❀ We have reached October! What a beautiful time of year. We hope you are able to enjoy some fall foliage, pumpkins and maybe some apple cider...yum! In addition to all the fun fall events it’s also breast cancer awareness month. Make sure, no matter what your age, you are getting regular check-ups with your doctor. Follow their guidance on your breast exams and scheduled testing. Breast health is an important aspect of your overall health. It should not be ignored. October is a great month to remind yourself to take care of your breasts. It’s a great way to get involved in your local community.
Consider preventative measures for seniors such as:
- Regular Exercise - Walking is great for older adults, its free and easy
- Healthy Diet - Keep it simple with lots of fruits, vegetables & low-fat meats
- Stop Smoking - If you smoke, quitting is always highly recommended and consult with your doctor if you are having trouble quitting
- Limit Alcohol - 1 to 2 drinks per week
- Consider BRCA Screening - if applicable
October is Breast Cancer Awareness Month
This is a time to celebrate survivors, become educated, and band together to raise awareness to fight the disease. Want to join in the activities? Check with your local town, senior center or your senior living community to see what they have planned.

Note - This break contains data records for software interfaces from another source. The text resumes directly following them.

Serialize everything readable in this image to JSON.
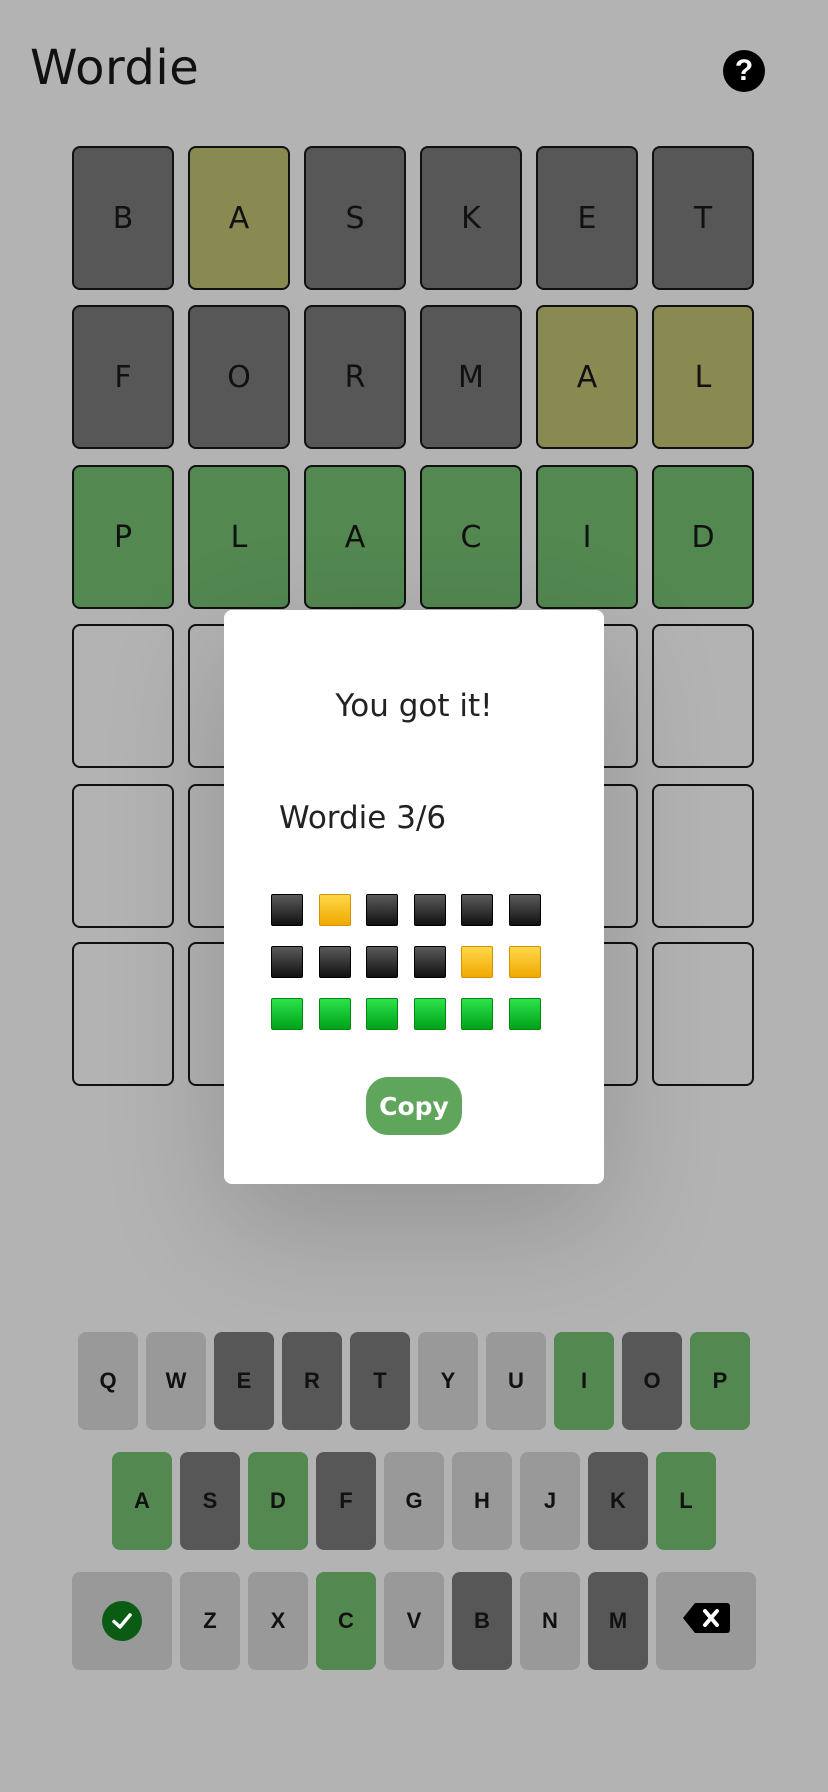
{
  "app": {
    "title": "Wordie",
    "help_icon": "question-icon",
    "help_label": "?"
  },
  "board": {
    "rows": [
      {
        "letters": [
          "B",
          "A",
          "S",
          "K",
          "E",
          "T"
        ],
        "states": [
          "gray",
          "yellow",
          "gray",
          "gray",
          "gray",
          "gray"
        ]
      },
      {
        "letters": [
          "F",
          "O",
          "R",
          "M",
          "A",
          "L"
        ],
        "states": [
          "gray",
          "gray",
          "gray",
          "gray",
          "yellow",
          "yellow"
        ]
      },
      {
        "letters": [
          "P",
          "L",
          "A",
          "C",
          "I",
          "D"
        ],
        "states": [
          "green",
          "green",
          "green",
          "green",
          "green",
          "green"
        ]
      },
      {
        "letters": [
          "",
          "",
          "",
          "",
          "",
          ""
        ],
        "states": [
          "empty",
          "empty",
          "empty",
          "empty",
          "empty",
          "empty"
        ]
      },
      {
        "letters": [
          "",
          "",
          "",
          "",
          "",
          ""
        ],
        "states": [
          "empty",
          "empty",
          "empty",
          "empty",
          "empty",
          "empty"
        ]
      },
      {
        "letters": [
          "",
          "",
          "",
          "",
          "",
          ""
        ],
        "states": [
          "empty",
          "empty",
          "empty",
          "empty",
          "empty",
          "empty"
        ]
      }
    ]
  },
  "modal": {
    "title": "You got it!",
    "share_title": "Wordie 3/6",
    "grid": [
      [
        "black",
        "yellow",
        "black",
        "black",
        "black",
        "black"
      ],
      [
        "black",
        "black",
        "black",
        "black",
        "yellow",
        "yellow"
      ],
      [
        "green",
        "green",
        "green",
        "green",
        "green",
        "green"
      ]
    ],
    "copy_label": "Copy"
  },
  "keyboard": {
    "rows": [
      [
        {
          "label": "Q",
          "state": "unused"
        },
        {
          "label": "W",
          "state": "unused"
        },
        {
          "label": "E",
          "state": "absent"
        },
        {
          "label": "R",
          "state": "absent"
        },
        {
          "label": "T",
          "state": "absent"
        },
        {
          "label": "Y",
          "state": "unused"
        },
        {
          "label": "U",
          "state": "unused"
        },
        {
          "label": "I",
          "state": "correct"
        },
        {
          "label": "O",
          "state": "absent"
        },
        {
          "label": "P",
          "state": "correct"
        }
      ],
      [
        {
          "label": "A",
          "state": "correct"
        },
        {
          "label": "S",
          "state": "absent"
        },
        {
          "label": "D",
          "state": "correct"
        },
        {
          "label": "F",
          "state": "absent"
        },
        {
          "label": "G",
          "state": "unused"
        },
        {
          "label": "H",
          "state": "unused"
        },
        {
          "label": "J",
          "state": "unused"
        },
        {
          "label": "K",
          "state": "absent"
        },
        {
          "label": "L",
          "state": "correct"
        }
      ],
      [
        {
          "label": "",
          "state": "special",
          "icon": "check-circle-icon"
        },
        {
          "label": "Z",
          "state": "unused"
        },
        {
          "label": "X",
          "state": "unused"
        },
        {
          "label": "C",
          "state": "correct"
        },
        {
          "label": "V",
          "state": "unused"
        },
        {
          "label": "B",
          "state": "absent"
        },
        {
          "label": "N",
          "state": "unused"
        },
        {
          "label": "M",
          "state": "absent"
        },
        {
          "label": "",
          "state": "special",
          "icon": "backspace-icon"
        }
      ]
    ]
  },
  "colors": {
    "background": "#b3b3b3",
    "gray": "#575757",
    "yellow": "#898952",
    "green": "#538851",
    "unused_key": "#999999",
    "copy_button": "#5fa65c"
  }
}
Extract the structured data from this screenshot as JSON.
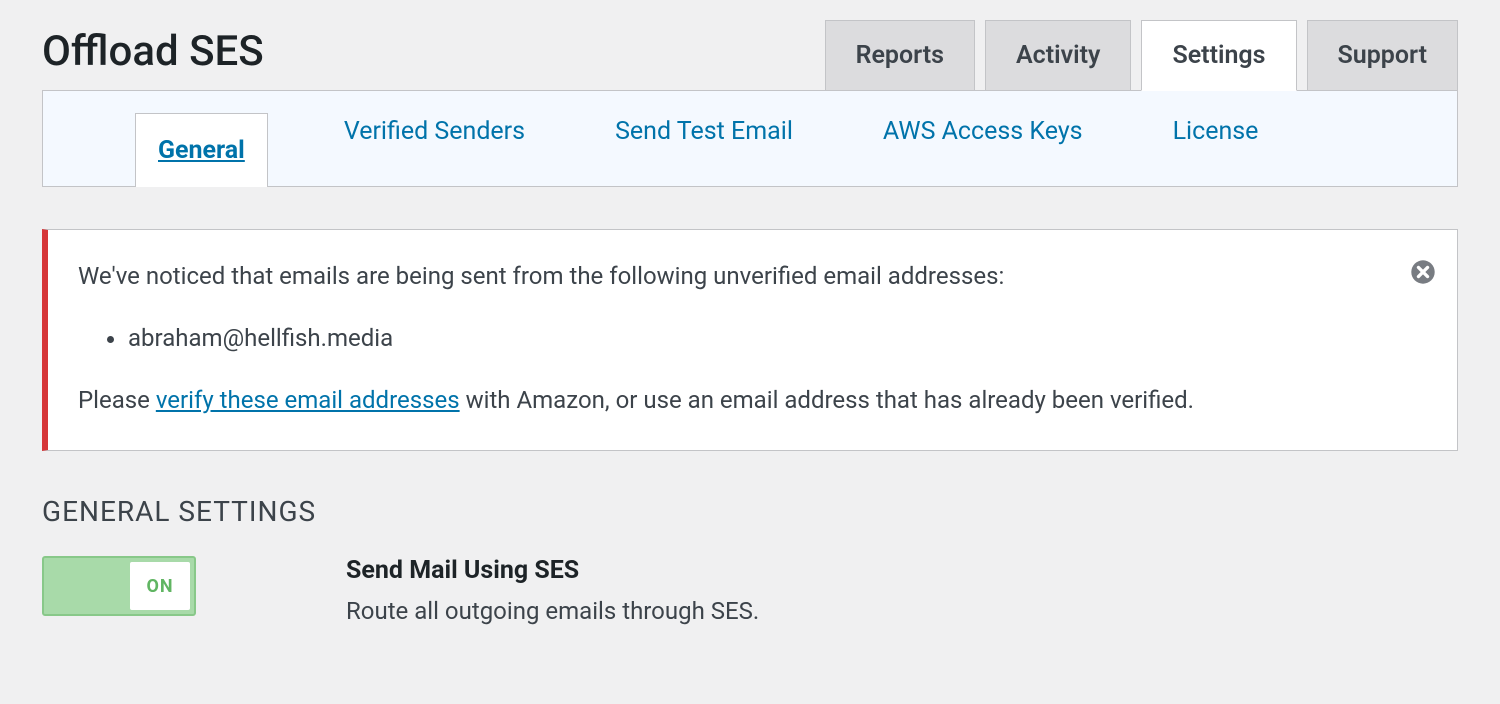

These events include: walks, food drives, and fund raising.
Many within these communities welcome your participation, you can participate on your own or have friends or family join in the festivities. People find a real community among these types of events; it makes many folks feel more comfortable talking about subjects regarding breast health.
The National Breast Cancer Foundation (NBCF) has great information especially during October in honor of Breast Cancer Awareness Month. Why not use this month specially to read about senior breast health? If you are living in a senior living community, assisted living community or CCRC you are probably aware of Breast Cancer Awareness Month as the communities typically have many special events including parties with information, pink foods, pink drinks and doctors or guests who will speak on the issue. If you live on your own or with a caregiver and need more information you can contact your general practitioner or ask your local senior center if they have information. If you need more information you can contact a Medicare office and speak with a representative. Continuing to have annual exams and communicating concerns with your doctor may help reduce your risk of breast cancer and assist with early detection.
4 Facts Seniors Should Know Matter
1. Breast Changes Are Normal – However, don’t ignore those changes and
communicate changes with your doctors. All changes are not cancer but the
more information your doctor has the better they can advise you.
2. Mammograms Are Important - Mammograms can detect breast irregularities that
can be further assessed with techniques, such as a biopsy to help determine
a cancer diagnosis. Talk with your doctor to determine what kind of
screening plan works best for you given your current health, age and family
3. Early Detection is Vital - On average, the five-year breast cancer survival
rate is 90 percent. For patients diagnosed with early-stage breast cancer,
the five-year survival rate is close to 100 percent. It’s been said the
earlier your diagnosed, the less intensive treatment can be and
possibilities increase for a cure.
4. Most Breast Cancer Isn’t Hereditary - Only 5 to 10 percent of all breast
cancers are caused by a genetic factor. This is more reason to make sure you
stay on top of your breast health. If a family member has suffered from any
form of breast cancer, make sure to alert your doctors. But if you have no
breast cancer in your family heritage don’t let this dissuade your decision
to take your breast health seriously.
For many aging adults, in addition to chronic illness they also face challenges to maneuvering, which may make home examinations an issue. Family and loved ones should keep this in mind, especially when receiving home care.
Home exams should be done at least once a month for seniors. They an important part of early breast cancer detection, they help seniors get familiar with what their breasts look like when they are healthy, and make it easier to detect any changes or abnormalities.
Senior women should also go for mammograms on a regular basis and if they can no longer drive, a caregiver should arrange to have them brought for any checkups and testing to help them stay safe and healthy.
Other helpful resources include:
Are you or a loved one searching for assisted living near me? Retirement communities near me? Visit our website and begin your research today. Be sure to check out our learning videos about assisted living, memory care, nursing homes and CCRCs. Read our blog section for great information that seniors want to know.